- Records:
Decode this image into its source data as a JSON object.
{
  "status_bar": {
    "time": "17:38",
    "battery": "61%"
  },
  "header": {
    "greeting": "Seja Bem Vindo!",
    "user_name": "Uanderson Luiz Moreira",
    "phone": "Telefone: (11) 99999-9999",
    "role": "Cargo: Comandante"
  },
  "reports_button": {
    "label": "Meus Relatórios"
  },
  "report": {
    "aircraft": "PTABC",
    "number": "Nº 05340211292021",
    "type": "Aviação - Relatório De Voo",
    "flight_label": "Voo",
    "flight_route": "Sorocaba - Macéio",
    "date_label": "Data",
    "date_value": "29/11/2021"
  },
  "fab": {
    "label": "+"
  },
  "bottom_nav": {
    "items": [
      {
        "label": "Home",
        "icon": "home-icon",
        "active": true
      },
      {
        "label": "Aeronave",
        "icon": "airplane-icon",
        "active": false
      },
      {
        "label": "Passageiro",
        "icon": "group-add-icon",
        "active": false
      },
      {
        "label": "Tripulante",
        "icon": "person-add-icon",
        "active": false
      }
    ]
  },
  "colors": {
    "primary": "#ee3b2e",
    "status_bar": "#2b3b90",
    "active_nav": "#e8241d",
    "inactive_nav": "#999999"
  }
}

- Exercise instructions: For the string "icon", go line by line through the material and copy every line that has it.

- Expected answer:
        "icon": "home-icon",
        "icon": "airplane-icon",
        "icon": "group-add-icon",
        "icon": "person-add-icon",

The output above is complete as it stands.